With the Labor Day holiday here, Summer has unofficially ended. That means returning to a long list of items put down and marked “to do” back in May and June.
Trusted Computing Group has how-to and demos with Microsoft, GE, Infineon, OnBoard Security, Wibu-Systems at IoT Solutions World Congress. Get your free expo pass code 111B9B47 or discount conference pass code 526E24AF
In at least five state capitols, that list includes legislation to create a right to repair a wide range of electronic devices that have become indispensable to modern like including smart phones, automobiles and appliances. This might sound like a simple thing, but in an increasingly technology and software-driven world, an act as simple as repairing a broken something has become something of an act of defiance.
A state that’s at the top of the list is Massachusetts, which passed the nation’s only right to repair law – covering automobiles – in 2014. A bill to expand that law to cover a wider range of devices was shelved last Spring, but is expected to be heard again this Fall.
In this episode of the Security Ledger podcast, we talk with Kyle Wiens of the group Repair.org about efforts to pass right to repair legislation, why its important and about industry opposition to the legislation.
Also: McEwan University in Edmonton, Canada reported last week that it got duped out of $11.8 million dollars. The culprit: scammers who used spear phishing email messages to impersonate a local construction firm the University was working with and direct transfers from the University into a bank account controlled by the hackers.
Technically unsophisticated, spear phishing emails are one of the most potent tools in a cyber criminal’s arsenal. They’re also notoriously difficult to stop. Spear phishing emails arrive in small numbers, bypassing spam filters and are tailored to look and sound like regular correspondence, so they often trick users, as well.
But that doesn’t mean that spear phishing emails can’t be stopped. Facebook last week awarded $100,000 to a team from UC Berkeley for inventing a novel method of spotting spear phishing emails. We talk with Vern Paxson, part of that team and a Professor of Electrical Engineering and Computer Sciences about what his team developed.
And finally: the Mirai botnet taught the world that small, inconsequential devices like IP cameras and digital video recorders can command tremendous power when working collectively as part of bonnets. The cyber criminal world has taken note, and focused their attention on loosely protected, Internet connected devices. We talk with Johannes Ullrich of the SANS Internet Storm Center about research he did to measure attacks on digital video recorders. The results will shock you.

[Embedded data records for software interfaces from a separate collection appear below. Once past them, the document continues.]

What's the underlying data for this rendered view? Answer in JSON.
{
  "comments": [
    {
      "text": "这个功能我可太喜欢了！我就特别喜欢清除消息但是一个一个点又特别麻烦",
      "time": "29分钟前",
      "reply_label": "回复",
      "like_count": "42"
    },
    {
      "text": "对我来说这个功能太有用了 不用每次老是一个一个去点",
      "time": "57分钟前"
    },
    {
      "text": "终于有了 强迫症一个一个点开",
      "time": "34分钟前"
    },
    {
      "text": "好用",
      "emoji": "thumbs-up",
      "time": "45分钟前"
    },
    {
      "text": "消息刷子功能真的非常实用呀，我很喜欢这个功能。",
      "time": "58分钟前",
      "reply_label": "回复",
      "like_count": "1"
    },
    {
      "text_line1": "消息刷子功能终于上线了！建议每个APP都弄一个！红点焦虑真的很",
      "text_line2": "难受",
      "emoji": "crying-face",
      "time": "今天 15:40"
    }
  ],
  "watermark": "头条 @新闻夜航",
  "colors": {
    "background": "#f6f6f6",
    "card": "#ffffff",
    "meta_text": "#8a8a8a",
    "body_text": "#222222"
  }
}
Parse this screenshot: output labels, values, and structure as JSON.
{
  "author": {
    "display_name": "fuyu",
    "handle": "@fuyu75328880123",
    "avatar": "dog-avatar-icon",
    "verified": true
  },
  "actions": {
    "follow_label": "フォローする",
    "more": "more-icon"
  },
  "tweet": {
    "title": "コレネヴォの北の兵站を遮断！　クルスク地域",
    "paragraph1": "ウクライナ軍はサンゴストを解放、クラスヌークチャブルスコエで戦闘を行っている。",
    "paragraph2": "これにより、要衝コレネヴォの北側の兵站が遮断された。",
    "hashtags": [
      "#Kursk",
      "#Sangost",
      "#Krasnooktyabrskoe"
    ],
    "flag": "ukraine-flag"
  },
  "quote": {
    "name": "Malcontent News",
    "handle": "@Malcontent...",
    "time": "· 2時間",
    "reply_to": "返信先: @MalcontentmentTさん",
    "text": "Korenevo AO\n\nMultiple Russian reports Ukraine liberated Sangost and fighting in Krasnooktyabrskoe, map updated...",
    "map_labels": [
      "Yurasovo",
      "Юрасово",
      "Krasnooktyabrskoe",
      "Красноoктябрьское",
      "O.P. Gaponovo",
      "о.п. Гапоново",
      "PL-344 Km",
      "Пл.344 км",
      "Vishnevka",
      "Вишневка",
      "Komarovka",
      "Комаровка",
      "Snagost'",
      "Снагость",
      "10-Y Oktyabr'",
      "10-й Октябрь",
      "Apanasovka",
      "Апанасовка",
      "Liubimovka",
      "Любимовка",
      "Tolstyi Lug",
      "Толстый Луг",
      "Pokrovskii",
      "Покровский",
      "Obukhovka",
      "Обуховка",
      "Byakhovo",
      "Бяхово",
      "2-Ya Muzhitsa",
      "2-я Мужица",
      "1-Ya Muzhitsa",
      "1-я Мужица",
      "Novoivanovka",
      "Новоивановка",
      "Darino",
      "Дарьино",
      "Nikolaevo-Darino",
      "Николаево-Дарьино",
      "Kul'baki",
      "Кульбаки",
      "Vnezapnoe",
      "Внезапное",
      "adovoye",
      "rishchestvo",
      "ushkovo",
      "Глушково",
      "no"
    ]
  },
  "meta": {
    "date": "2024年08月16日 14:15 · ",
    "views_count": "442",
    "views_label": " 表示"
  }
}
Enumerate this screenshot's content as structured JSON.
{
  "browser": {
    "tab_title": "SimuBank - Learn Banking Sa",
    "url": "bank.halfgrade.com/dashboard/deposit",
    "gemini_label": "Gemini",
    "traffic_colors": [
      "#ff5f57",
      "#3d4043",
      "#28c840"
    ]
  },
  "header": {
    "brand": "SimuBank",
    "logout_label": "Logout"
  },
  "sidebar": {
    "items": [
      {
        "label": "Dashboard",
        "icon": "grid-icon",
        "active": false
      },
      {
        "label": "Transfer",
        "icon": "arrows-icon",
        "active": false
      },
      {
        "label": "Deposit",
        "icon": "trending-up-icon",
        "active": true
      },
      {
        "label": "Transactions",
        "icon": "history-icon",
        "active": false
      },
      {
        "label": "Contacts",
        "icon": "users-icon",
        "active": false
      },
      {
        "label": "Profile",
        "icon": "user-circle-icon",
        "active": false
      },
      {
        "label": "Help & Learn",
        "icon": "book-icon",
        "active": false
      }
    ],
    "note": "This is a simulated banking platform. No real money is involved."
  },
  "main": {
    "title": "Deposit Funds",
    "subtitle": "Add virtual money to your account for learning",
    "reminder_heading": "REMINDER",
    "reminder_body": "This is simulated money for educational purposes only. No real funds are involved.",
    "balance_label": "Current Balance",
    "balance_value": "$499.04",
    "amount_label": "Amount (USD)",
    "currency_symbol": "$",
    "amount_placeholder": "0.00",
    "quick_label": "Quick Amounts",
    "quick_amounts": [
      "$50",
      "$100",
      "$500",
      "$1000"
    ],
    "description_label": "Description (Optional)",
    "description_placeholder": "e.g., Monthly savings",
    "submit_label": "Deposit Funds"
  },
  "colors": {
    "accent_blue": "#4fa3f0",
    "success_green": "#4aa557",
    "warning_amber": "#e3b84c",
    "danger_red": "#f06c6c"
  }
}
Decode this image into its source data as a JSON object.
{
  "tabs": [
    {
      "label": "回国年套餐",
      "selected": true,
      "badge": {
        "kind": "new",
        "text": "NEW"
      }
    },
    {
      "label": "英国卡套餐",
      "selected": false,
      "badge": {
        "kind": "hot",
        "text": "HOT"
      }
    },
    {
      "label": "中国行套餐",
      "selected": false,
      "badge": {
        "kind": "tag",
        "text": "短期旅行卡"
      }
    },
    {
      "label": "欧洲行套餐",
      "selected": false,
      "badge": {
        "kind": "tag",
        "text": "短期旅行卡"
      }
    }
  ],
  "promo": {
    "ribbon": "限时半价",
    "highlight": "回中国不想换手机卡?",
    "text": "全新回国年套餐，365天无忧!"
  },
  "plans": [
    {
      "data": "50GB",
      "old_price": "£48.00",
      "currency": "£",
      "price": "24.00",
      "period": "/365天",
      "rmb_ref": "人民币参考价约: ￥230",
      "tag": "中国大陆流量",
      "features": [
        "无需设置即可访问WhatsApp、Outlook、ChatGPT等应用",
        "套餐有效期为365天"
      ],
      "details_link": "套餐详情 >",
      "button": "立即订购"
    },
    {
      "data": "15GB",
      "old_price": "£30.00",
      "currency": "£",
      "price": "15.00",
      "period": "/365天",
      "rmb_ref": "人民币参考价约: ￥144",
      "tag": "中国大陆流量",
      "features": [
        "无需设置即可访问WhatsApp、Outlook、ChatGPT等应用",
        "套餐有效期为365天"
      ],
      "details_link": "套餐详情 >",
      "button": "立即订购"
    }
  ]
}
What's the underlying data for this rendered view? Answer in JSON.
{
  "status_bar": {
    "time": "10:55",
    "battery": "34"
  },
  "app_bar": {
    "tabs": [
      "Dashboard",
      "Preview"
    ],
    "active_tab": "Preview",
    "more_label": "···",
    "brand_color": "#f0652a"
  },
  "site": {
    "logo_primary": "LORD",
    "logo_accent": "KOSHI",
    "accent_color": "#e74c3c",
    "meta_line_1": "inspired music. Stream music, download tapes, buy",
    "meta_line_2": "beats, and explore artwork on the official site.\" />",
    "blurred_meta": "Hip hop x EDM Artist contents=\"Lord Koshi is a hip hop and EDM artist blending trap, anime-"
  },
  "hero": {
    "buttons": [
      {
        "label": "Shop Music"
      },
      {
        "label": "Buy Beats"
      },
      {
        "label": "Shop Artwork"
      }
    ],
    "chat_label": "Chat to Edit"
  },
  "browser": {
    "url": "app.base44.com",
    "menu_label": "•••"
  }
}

Check our full conversation in our latest Security Ledger podcast below or over at Soundcloud. You can also listen to it on iTunes. As always, if you like our intro music, give some love to the group JoeLess Shoe, who recorded “Baxton,” the song we use in just about every podcast.